An absentee ballot envelope for West Hartford.
An absentee ballot envelope for West Hartford. Credit: File / CTNewsJunkie
Susan Bigelow head shot
SUSAN BIGELOW

This summer, as the delta variant of COVID-19 began ravaging Connecticut, the legislature approved a bill that would make it legal for voters to choose the pandemic as their reason for voting absentee in the fall municipal election. In short, just like last year, everyone can vote by mail if they so choose. 

This is fantastic news, and you should take advantage of it if you can. There are tons of great reasons to vote by mail in this year’s local elections.

Since I’m a political dork, I plan my whole year around Election Day. I realize that this is not how everyone thinks, however. When elections aren’t big news, as is the case when a president or a governor isn’t being chosen, most voters tend to forget about them. That’s one reason why town and city elections have abysmally low turnout.

But it’s worth caring about municipal elections, because there’s a lot more at stake than just garbage pickup. Though, man, that’s pretty important. Can you imagine how life in most towns and cities would be if the garbage truck didn’t come? That’s how a lot of municipal services work; they’re these complicated and time-intensive systems that fade completely into the background when we’re not thinking about them. I mean, have you thought about the sewers lately?

Local services like garbage, sewers, parks, fire departments, libraries, schools, and non-state roads are all the responsibility of the town or city. All of these are systems and organizations that developed over a long period of time, and a lot of work goes into them. Just because sometimes local government feels invisible doesn’t mean it’s not there, doing the quiet and necessary work of keeping everything running.  

There are four basic forms of local government in Connecticut, and each one has important elected components that are up for a vote this November.

The selectmen/town meeting form of government is the state’s oldest, and it’s still used in many places. Most of the towns that have this system are smaller and more rural. Voters here choose candidates for different boards, such as the board of selectmen, which is the town’s legislative arm and leadership, as well as the boards of education and finance. Some decisions of the boards in these towns, such as the town budget, are ratified by town meetings at other points in the year.

The council/manager form is a type of local government where the actual functions of government are run by a professional town manager, who then reports to the elected town council. The town manager functions like the CEO of a company reporting to a board of directors (in Manchester, the city council is actually called the board of directors). In some towns there’s a mayor who is elected separately, while in others the mayor is simply the leader of the party that controls the town council. The powers of the mayor are very limited, however, beyond the functions of the council.
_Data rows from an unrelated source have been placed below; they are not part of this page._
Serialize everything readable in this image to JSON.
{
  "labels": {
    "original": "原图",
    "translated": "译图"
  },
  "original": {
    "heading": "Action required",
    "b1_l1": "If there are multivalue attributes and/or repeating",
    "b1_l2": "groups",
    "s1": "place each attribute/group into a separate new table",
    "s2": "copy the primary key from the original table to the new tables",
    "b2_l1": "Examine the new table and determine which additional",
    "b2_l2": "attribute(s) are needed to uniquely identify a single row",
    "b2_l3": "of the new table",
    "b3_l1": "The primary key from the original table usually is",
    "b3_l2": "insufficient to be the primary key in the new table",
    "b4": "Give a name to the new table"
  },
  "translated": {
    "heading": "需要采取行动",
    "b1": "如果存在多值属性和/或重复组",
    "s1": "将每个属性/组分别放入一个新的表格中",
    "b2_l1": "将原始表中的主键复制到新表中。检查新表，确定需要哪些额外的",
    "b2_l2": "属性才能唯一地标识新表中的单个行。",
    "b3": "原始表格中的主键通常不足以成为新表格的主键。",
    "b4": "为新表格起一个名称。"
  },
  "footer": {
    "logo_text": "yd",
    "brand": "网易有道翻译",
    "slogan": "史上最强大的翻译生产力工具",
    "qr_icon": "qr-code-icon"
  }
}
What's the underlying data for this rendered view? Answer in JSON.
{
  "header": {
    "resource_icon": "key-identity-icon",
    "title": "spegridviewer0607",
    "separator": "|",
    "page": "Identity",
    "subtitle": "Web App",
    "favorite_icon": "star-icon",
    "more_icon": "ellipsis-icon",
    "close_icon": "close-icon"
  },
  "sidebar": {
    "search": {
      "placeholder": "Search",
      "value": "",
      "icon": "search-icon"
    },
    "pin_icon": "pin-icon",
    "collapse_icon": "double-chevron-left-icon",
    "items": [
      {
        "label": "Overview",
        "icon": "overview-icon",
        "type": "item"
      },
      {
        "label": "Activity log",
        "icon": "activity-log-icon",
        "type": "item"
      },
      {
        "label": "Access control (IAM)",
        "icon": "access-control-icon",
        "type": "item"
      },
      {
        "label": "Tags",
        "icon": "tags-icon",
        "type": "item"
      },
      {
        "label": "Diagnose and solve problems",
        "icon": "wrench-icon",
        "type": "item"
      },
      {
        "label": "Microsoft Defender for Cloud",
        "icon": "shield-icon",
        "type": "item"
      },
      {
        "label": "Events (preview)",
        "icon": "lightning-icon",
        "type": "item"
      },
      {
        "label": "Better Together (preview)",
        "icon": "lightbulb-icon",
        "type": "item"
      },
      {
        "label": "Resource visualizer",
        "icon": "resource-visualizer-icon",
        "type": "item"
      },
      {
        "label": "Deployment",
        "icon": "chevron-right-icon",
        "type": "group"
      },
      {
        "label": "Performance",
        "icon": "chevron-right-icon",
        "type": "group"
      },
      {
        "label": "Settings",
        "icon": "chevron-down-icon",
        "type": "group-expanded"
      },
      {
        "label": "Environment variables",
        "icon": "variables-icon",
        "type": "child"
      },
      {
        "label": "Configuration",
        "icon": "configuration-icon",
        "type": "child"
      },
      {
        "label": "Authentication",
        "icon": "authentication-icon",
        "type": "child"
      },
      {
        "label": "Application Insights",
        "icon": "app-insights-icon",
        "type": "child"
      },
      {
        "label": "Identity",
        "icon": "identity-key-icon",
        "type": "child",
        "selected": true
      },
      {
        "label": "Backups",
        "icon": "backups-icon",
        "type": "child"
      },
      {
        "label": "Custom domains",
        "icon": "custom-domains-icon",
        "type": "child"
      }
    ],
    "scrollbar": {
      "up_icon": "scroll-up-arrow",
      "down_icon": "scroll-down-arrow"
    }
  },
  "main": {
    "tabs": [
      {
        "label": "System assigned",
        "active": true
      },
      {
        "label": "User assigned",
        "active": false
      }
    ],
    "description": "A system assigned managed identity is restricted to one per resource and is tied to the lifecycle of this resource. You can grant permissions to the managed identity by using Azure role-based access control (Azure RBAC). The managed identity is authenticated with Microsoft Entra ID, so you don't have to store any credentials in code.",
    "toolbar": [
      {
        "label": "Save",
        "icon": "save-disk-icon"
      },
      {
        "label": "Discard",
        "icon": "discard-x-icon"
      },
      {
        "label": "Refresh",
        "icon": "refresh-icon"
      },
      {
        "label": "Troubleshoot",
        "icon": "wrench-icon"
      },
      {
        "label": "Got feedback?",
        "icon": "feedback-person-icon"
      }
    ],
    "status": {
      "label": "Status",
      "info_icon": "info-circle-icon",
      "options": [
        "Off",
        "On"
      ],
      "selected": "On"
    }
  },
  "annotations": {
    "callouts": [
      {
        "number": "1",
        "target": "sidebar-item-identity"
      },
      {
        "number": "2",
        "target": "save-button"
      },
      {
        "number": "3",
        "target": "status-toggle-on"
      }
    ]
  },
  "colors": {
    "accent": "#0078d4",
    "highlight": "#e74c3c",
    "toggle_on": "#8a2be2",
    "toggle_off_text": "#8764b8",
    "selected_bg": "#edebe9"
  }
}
Representative town meetings are a variant of the selectmen/town meeting and the council/manager forms of government, and they’re more common in coastal towns. In this type of government there is either a town council or a board of selectmen that must work with an elected representative town meeting (RTM). The RTM is elected in local districts and can sometimes be quite large; Greenwich’s RTM, for example, has a whopping 230 members. The RTM’s powers vary, but they are usually able to initiate and pass ordinances, approve budgets, and weigh in on decisions of the selectmen or the town council.

Lastly, mayor/council or strong mayor forms of government have an elected mayor who is the head of both the council and the government, and who has broad powers of hiring and firing, agenda setting, vetoing of council legislation, and more. This is a system much more like that of the state and the federal government, and is much more common in larger towns and cities.

That’s what’s at stake in November. So why vote absentee?

This country doesn’t make it easy to vote, and Connecticut makes it harder still. There’s no early voting here, and in normal years anyone requesting an absentee ballot had to have a good excuse, such as being out of town or unable to go to a polling place because of illness or disability. The fact that we can actually request ballots without having to provide that kind of excuse is liberating. Hopefully, we’ll be able to approve a constitutional amendment that will let us vote by mail whenever we like in the near future, but for now we should jump at the chance to exercise a right we don’t often have.

Plus, it’s easy to vote by mail, and a lot less stressful. More importantly, you won’t be faced with the awful realization that you have no idea who any of these people on the ballot are once you get into the voting booth. If you vote absentee, you can look them up and make a more informed choice!

Oh, and there’s also the whole global pandemic thing. You know. That old thing.

So please do participate in local democracy this year and, if you can, do it by mail. You can apply for an absentee ballot here.

Susan Bigelow is an award-winning columnist and the founder of CTLocalPolitics. She lives in Enfield with her wife and their cats.

The views, opinions, positions, or strategies expressed by the author are theirs alone, and do not necessarily reflect the views, opinions, or positions of CTNewsJunkie.com.

Susan Bigelow

Susan Bigelow is an award-winning columnist and the founder of CTLocalPolitics. She lives in Enfield with her wife and their cats.